Having checked my lease I have discovered that there are only Seventy years left on my flat in Barbican. I now wish to extend my lease but my landlord is absent. What options are available to me?
On the basis that you meet the appropriate requirements, under the Leasehold Reform, Housing and Urban Development Act 1993 you can submit an application to the County Court for for permission to dispense with the service of the initial notice. This will enable the lease to be lengthened by the magistrate. You will be obliged to prove that you have used your best endeavours to track down the lessor. In some cases a specialist should be useful to conduct investigations and to produce a report which can be accepted by the court as proof that the freeholder is indeed missing. It is advisable to get professional help from a property lawyer both on proving the landlord’s disappearance and the application to the County Court overseeing Barbican.
Expecting to complete next month on a studio apartment in Barbican. Conveyancing solicitors inform me that they report fully next week. What should I be looking out for?
Your report on title for your leasehold conveyancing in Barbican should include some of the following:
- You should be sent a copy of the lease
I am looking at a two maisonettes in Barbican both have in the region of fifty years unexpired on the leases. Will this present a problem?
A lease is a legal document that entitles you to use the premises for a prescribed time frame. As the lease gets shorter the value of the lease reduces and it becomes more expensive to extend the lease. For this reason it is advisable to extend the lease term. It is often difficulties arise selling premises with a short lease because mortgage lenders less inclined to grant a loan on properties of this type. Lease enfranchisement can be a protracted process. We advise that you seek professional help from a solicitor and surveyor with experience in this arena

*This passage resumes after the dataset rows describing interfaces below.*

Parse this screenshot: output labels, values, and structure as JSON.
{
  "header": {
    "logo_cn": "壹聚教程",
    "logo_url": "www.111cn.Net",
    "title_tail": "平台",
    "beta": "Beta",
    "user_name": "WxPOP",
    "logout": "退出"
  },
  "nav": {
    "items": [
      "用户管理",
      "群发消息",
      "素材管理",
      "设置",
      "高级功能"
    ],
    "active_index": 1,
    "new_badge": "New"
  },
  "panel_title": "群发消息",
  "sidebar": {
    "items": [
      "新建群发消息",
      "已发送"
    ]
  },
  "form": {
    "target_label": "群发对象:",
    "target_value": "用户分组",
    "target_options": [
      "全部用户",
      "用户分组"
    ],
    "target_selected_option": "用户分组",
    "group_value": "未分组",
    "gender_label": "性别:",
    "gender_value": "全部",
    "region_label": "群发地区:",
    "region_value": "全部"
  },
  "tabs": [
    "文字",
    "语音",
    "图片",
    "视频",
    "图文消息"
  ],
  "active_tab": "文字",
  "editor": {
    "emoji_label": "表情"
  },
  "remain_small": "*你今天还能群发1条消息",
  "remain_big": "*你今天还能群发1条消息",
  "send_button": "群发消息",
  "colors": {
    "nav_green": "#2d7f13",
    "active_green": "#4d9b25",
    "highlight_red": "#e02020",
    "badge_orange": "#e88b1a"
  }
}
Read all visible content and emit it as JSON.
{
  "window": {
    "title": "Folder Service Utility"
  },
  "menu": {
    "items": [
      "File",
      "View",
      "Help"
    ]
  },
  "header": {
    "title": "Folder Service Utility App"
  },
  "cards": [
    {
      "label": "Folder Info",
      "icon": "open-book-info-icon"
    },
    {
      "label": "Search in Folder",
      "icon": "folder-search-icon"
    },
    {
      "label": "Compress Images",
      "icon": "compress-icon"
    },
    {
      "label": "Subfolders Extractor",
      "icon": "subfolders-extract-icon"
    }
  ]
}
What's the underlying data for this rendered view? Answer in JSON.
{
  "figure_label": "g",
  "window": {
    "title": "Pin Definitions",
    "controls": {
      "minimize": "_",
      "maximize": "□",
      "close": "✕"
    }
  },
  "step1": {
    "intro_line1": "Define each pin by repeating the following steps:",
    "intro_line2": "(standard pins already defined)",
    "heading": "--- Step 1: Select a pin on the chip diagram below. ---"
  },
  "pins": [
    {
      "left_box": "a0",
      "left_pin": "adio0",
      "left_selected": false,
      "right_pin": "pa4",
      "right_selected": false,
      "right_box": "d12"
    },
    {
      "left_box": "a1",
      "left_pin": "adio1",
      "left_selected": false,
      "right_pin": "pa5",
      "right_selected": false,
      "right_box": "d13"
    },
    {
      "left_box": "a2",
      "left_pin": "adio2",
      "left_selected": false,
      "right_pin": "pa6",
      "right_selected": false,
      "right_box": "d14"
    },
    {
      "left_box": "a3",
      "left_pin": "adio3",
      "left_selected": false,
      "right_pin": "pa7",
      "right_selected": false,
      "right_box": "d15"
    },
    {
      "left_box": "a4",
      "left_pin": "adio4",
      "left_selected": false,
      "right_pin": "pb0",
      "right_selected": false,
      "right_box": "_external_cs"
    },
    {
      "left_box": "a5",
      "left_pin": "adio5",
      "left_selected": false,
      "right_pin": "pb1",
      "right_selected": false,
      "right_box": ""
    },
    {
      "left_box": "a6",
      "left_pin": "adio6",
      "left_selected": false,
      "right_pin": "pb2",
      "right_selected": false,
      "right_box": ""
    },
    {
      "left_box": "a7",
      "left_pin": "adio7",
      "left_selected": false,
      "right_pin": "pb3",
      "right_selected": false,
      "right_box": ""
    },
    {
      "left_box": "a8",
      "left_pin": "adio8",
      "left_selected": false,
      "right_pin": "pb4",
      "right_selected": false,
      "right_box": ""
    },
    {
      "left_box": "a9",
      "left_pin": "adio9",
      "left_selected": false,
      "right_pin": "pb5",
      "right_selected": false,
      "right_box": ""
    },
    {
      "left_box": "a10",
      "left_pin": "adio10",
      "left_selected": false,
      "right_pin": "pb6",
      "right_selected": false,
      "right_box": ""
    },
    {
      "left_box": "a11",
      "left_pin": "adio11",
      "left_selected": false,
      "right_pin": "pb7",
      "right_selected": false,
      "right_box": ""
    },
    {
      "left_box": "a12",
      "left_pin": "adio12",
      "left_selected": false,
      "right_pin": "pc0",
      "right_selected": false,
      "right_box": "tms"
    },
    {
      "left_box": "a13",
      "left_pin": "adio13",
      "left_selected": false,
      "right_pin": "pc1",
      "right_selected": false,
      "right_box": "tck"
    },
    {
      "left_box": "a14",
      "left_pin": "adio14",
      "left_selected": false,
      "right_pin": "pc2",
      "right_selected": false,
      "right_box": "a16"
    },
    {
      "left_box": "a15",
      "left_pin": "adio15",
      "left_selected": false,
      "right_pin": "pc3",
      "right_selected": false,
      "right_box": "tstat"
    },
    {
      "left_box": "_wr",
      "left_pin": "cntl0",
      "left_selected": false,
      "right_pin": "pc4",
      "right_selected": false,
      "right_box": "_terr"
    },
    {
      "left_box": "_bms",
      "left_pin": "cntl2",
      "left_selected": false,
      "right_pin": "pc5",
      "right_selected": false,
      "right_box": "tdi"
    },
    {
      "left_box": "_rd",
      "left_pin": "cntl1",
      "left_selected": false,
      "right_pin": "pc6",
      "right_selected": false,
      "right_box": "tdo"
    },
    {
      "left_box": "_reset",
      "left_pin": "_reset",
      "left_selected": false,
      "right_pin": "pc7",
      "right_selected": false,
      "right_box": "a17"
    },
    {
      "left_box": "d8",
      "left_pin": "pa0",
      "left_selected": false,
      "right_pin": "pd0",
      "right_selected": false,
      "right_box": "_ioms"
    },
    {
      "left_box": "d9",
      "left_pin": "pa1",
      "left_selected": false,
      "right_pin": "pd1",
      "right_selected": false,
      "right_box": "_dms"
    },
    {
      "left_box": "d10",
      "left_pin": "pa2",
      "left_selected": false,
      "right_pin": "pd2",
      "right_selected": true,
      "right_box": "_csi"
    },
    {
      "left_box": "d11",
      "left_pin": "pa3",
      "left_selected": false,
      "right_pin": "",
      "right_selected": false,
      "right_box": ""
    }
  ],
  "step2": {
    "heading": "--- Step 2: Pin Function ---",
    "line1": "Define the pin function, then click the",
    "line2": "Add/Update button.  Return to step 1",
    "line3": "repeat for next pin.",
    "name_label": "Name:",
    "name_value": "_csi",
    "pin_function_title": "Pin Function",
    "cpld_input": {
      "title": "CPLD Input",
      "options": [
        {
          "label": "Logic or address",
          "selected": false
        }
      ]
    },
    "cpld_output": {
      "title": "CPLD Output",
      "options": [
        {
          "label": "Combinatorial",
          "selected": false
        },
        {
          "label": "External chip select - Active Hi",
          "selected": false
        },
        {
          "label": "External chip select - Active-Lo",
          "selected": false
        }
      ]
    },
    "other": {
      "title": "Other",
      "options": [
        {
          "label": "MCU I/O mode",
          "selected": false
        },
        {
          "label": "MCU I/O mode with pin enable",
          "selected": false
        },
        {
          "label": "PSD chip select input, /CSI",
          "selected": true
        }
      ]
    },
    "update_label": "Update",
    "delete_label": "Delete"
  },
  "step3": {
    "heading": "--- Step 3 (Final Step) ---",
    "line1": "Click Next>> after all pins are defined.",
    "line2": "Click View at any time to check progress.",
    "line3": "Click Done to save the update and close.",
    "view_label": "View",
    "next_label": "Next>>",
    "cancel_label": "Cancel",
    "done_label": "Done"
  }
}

I work for a busy estate agent office in Barbican where we have witnessed a number of leasehold sales derailed as a result of short leases. I have received conflicting advice from local Barbican conveyancing solicitors. Could you clarify whether the seller of a flat can commence the lease extension formalities for the buyer?
Provided that the seller has been the owner for at least 2 years it is possible, to serve a Section 42 notice to commence the lease extension process and assign the benefit of the notice to the purchaser. The benefit of this is that the buyer need not have to sit tight for 2 years to extend their lease. Both sets of lawyers will agree to form of assignment. The assignment has to be done prior to, or at the same time as completion of the sale.
An alternative approach is to agree the lease extension with the freeholder either before or after the sale. If you are informally negotiating there are no rules and so you cannot insist on the landlord agreeing to grant an extension or transferring the benefit of an agreement to the purchaser.
If all goes to plan we aim to complete the disposal of our £400000 apartment in Barbican next Thursday . The management company has quoted £420 for Landlord’s certificate, insurance certificate and 3 years service charge statements. Is it legal for a freeholder to charge an administration fee for a leasehold conveyance in Barbican?
For most leasehold sales in Barbican conveyancing will involve, questions about the management of a building inevitably needing to be answered directly by the freeholder or its agent, this includes :
- Addressing pre-contract questions
- Where consent is required before sale in Barbican
- Copies of the building insurance and schedule
- Deeds of covenant upon sale
- Registering of the assignment of the change of lessee after a sale
We have reached the end of our tether in seeking a lease extension in Barbican. Can the Leasehold Valuation Tribunal adjudicate on premiums?
in cases where there is a absentee landlord or if there is dispute about the premium for a lease extension, under the Leasehold Reform, Housing and Urban Development Act 1993 it is possible to make an application to the First-tier Tribunal (Property Chamber) to judgment on the premium.
An example of a Lease Extension matter before the tribunal for a Barbican premises is 137 & 139 Haberdasher Street in December 2013. The Tribunal determines in accordance with section 48 and Schedule 13 of the Leasehold Reform, Housing and Urban Development Act 1993 that the premium for the extended lease for each Property should be £12,350.00. This case related to 2 flats. The the unexpired residue of the current lease was 72.39 years.